*YOUR ASSIGNMENT*. What you return must match the records below exactly, down to each character.

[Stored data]
+ + + + +
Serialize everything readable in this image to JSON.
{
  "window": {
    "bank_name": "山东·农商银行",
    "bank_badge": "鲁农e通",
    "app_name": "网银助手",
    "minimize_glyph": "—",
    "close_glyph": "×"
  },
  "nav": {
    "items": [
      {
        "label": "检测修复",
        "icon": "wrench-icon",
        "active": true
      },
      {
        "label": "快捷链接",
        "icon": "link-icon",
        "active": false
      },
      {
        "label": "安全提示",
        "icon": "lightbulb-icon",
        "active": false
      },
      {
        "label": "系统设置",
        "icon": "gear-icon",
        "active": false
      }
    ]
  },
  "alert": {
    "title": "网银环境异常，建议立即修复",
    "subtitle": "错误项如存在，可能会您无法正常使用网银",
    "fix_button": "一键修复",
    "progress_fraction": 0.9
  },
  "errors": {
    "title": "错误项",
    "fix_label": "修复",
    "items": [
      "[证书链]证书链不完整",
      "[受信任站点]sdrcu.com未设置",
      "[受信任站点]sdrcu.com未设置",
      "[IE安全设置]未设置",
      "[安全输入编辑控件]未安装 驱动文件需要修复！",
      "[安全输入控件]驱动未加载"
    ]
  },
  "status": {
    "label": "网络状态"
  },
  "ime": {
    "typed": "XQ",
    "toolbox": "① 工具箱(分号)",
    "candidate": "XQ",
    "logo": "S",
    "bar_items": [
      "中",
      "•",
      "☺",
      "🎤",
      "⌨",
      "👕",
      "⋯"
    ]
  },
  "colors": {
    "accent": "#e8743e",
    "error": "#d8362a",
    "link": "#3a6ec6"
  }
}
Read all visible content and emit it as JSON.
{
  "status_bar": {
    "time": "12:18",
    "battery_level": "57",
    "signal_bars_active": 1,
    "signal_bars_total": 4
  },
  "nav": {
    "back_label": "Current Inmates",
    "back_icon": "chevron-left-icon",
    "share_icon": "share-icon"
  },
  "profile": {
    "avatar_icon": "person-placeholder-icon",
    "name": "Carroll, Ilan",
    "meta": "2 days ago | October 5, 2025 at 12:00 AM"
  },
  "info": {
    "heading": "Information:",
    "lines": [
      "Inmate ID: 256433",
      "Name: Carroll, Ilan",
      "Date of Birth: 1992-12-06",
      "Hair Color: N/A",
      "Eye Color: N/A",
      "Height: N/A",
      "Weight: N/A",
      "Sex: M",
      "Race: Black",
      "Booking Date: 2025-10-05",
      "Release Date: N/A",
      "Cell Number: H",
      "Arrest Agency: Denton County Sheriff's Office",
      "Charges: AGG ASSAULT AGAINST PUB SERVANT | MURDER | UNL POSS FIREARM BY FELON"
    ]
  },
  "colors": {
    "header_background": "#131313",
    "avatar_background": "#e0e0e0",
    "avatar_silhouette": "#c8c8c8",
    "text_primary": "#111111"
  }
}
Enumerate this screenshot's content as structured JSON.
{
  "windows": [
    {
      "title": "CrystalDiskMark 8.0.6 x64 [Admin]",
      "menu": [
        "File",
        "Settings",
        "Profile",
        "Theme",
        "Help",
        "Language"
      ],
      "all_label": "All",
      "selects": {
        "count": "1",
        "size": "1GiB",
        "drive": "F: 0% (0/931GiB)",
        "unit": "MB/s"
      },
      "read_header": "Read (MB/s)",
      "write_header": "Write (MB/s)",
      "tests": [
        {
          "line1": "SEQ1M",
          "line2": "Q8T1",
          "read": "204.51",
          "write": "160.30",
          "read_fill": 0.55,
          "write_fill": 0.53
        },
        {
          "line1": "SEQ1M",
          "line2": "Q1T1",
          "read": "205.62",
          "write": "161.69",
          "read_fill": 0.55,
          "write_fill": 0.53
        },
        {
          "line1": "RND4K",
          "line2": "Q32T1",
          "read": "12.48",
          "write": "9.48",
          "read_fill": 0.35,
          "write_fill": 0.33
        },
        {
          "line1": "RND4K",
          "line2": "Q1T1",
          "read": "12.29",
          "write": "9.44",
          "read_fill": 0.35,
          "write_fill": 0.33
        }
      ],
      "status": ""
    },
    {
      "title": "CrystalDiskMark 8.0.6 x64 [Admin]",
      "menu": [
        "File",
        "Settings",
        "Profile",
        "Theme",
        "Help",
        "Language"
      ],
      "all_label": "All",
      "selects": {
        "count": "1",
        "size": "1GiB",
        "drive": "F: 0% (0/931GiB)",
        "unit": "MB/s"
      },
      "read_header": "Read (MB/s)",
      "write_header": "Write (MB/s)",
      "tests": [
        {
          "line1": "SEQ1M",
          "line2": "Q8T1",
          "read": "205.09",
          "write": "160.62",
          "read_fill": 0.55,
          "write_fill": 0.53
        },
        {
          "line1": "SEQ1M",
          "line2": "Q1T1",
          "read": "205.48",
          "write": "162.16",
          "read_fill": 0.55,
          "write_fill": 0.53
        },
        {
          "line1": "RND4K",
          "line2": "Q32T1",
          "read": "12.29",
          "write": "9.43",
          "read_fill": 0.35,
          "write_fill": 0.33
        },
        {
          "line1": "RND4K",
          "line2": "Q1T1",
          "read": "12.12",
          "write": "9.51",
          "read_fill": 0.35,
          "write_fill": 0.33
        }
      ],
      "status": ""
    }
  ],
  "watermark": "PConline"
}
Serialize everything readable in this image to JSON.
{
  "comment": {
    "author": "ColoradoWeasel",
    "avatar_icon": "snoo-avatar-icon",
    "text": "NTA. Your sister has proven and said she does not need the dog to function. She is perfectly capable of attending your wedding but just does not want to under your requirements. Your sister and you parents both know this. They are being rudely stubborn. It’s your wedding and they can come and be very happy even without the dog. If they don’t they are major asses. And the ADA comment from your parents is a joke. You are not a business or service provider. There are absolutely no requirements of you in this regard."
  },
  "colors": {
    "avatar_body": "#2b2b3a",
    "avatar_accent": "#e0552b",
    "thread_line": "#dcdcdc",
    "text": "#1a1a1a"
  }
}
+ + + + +
*TASK RESULT*.
Serialize everything readable in this image to JSON.
{
  "window": {
    "bank_name": "山东·农商银行",
    "bank_badge": "鲁农e通",
    "app_name": "网银助手",
    "minimize_glyph": "—",
    "close_glyph": "×"
  },
  "nav": {
    "items": [
      {
        "label": "检测修复",
        "icon": "wrench-icon",
        "active": true
      },
      {
        "label": "快捷链接",
        "icon": "link-icon",
        "active": false
      },
      {
        "label": "安全提示",
        "icon": "lightbulb-icon",
        "active": false
      },
      {
        "label": "系统设置",
        "icon": "gear-icon",
        "active": false
      }
    ]
  },
  "alert": {
    "title": "网银环境异常，建议立即修复",
    "subtitle": "错误项如存在，可能会您无法正常使用网银",
    "fix_button": "一键修复",
    "progress_fraction": 0.9
  },
  "errors": {
    "title": "错误项",
    "fix_label": "修复",
    "items": [
      "[证书链]证书链不完整",
      "[受信任站点]sdrcu.com未设置",
      "[受信任站点]sdrcu.com未设置",
      "[IE安全设置]未设置",
      "[安全输入编辑控件]未安装 驱动文件需要修复！",
      "[安全输入控件]驱动未加载"
    ]
  },
  "status": {
    "label": "网络状态"
  },
  "ime": {
    "typed": "XQ",
    "toolbox": "① 工具箱(分号)",
    "candidate": "XQ",
    "logo": "S",
    "bar_items": [
      "中",
      "•",
      "☺",
      "🎤",
      "⌨",
      "👕",
      "⋯"
    ]
  },
  "colors": {
    "accent": "#e8743e",
    "error": "#d8362a",
    "link": "#3a6ec6"
  }
}
Read all visible content and emit it as JSON.
{
  "status_bar": {
    "time": "12:18",
    "battery_level": "57",
    "signal_bars_active": 1,
    "signal_bars_total": 4
  },
  "nav": {
    "back_label": "Current Inmates",
    "back_icon": "chevron-left-icon",
    "share_icon": "share-icon"
  },
  "profile": {
    "avatar_icon": "person-placeholder-icon",
    "name": "Carroll, Ilan",
    "meta": "2 days ago | October 5, 2025 at 12:00 AM"
  },
  "info": {
    "heading": "Information:",
    "lines": [
      "Inmate ID: 256433",
      "Name: Carroll, Ilan",
      "Date of Birth: 1992-12-06",
      "Hair Color: N/A",
      "Eye Color: N/A",
      "Height: N/A",
      "Weight: N/A",
      "Sex: M",
      "Race: Black",
      "Booking Date: 2025-10-05",
      "Release Date: N/A",
      "Cell Number: H",
      "Arrest Agency: Denton County Sheriff's Office",
      "Charges: AGG ASSAULT AGAINST PUB SERVANT | MURDER | UNL POSS FIREARM BY FELON"
    ]
  },
  "colors": {
    "header_background": "#131313",
    "avatar_background": "#e0e0e0",
    "avatar_silhouette": "#c8c8c8",
    "text_primary": "#111111"
  }
}
Enumerate this screenshot's content as structured JSON.
{
  "windows": [
    {
      "title": "CrystalDiskMark 8.0.6 x64 [Admin]",
      "menu": [
        "File",
        "Settings",
        "Profile",
        "Theme",
        "Help",
        "Language"
      ],
      "all_label": "All",
      "selects": {
        "count": "1",
        "size": "1GiB",
        "drive": "F: 0% (0/931GiB)",
        "unit": "MB/s"
      },
      "read_header": "Read (MB/s)",
      "write_header": "Write (MB/s)",
      "tests": [
        {
          "line1": "SEQ1M",
          "line2": "Q8T1",
          "read": "204.51",
          "write": "160.30",
          "read_fill": 0.55,
          "write_fill": 0.53
        },
        {
          "line1": "SEQ1M",
          "line2": "Q1T1",
          "read": "205.62",
          "write": "161.69",
          "read_fill": 0.55,
          "write_fill": 0.53
        },
        {
          "line1": "RND4K",
          "line2": "Q32T1",
          "read": "12.48",
          "write": "9.48",
          "read_fill": 0.35,
          "write_fill": 0.33
        },
        {
          "line1": "RND4K",
          "line2": "Q1T1",
          "read": "12.29",
          "write": "9.44",
          "read_fill": 0.35,
          "write_fill": 0.33
        }
      ],
      "status": ""
    },
    {
      "title": "CrystalDiskMark 8.0.6 x64 [Admin]",
      "menu": [
        "File",
        "Settings",
        "Profile",
        "Theme",
        "Help",
        "Language"
      ],
      "all_label": "All",
      "selects": {
        "count": "1",
        "size": "1GiB",
        "drive": "F: 0% (0/931GiB)",
        "unit": "MB/s"
      },
      "read_header": "Read (MB/s)",
      "write_header": "Write (MB/s)",
      "tests": [
        {
          "line1": "SEQ1M",
          "line2": "Q8T1",
          "read": "205.09",
          "write": "160.62",
          "read_fill": 0.55,
          "write_fill": 0.53
        },
        {
          "line1": "SEQ1M",
          "line2": "Q1T1",
          "read": "205.48",
          "write": "162.16",
          "read_fill": 0.55,
          "write_fill": 0.53
        },
        {
          "line1": "RND4K",
          "line2": "Q32T1",
          "read": "12.29",
          "write": "9.43",
          "read_fill": 0.35,
          "write_fill": 0.33
        },
        {
          "line1": "RND4K",
          "line2": "Q1T1",
          "read": "12.12",
          "write": "9.51",
          "read_fill": 0.35,
          "write_fill": 0.33
        }
      ],
      "status": ""
    }
  ],
  "watermark": "PConline"
}
Serialize everything readable in this image to JSON.
{
  "comment": {
    "author": "ColoradoWeasel",
    "avatar_icon": "snoo-avatar-icon",
    "text": "NTA. Your sister has proven and said she does not need the dog to function. She is perfectly capable of attending your wedding but just does not want to under your requirements. Your sister and you parents both know this. They are being rudely stubborn. It’s your wedding and they can come and be very happy even without the dog. If they don’t they are major asses. And the ADA comment from your parents is a joke. You are not a business or service provider. There are absolutely no requirements of you in this regard."
  },
  "colors": {
    "avatar_body": "#2b2b3a",
    "avatar_accent": "#e0552b",
    "thread_line": "#dcdcdc",
    "text": "#1a1a1a"
  }
}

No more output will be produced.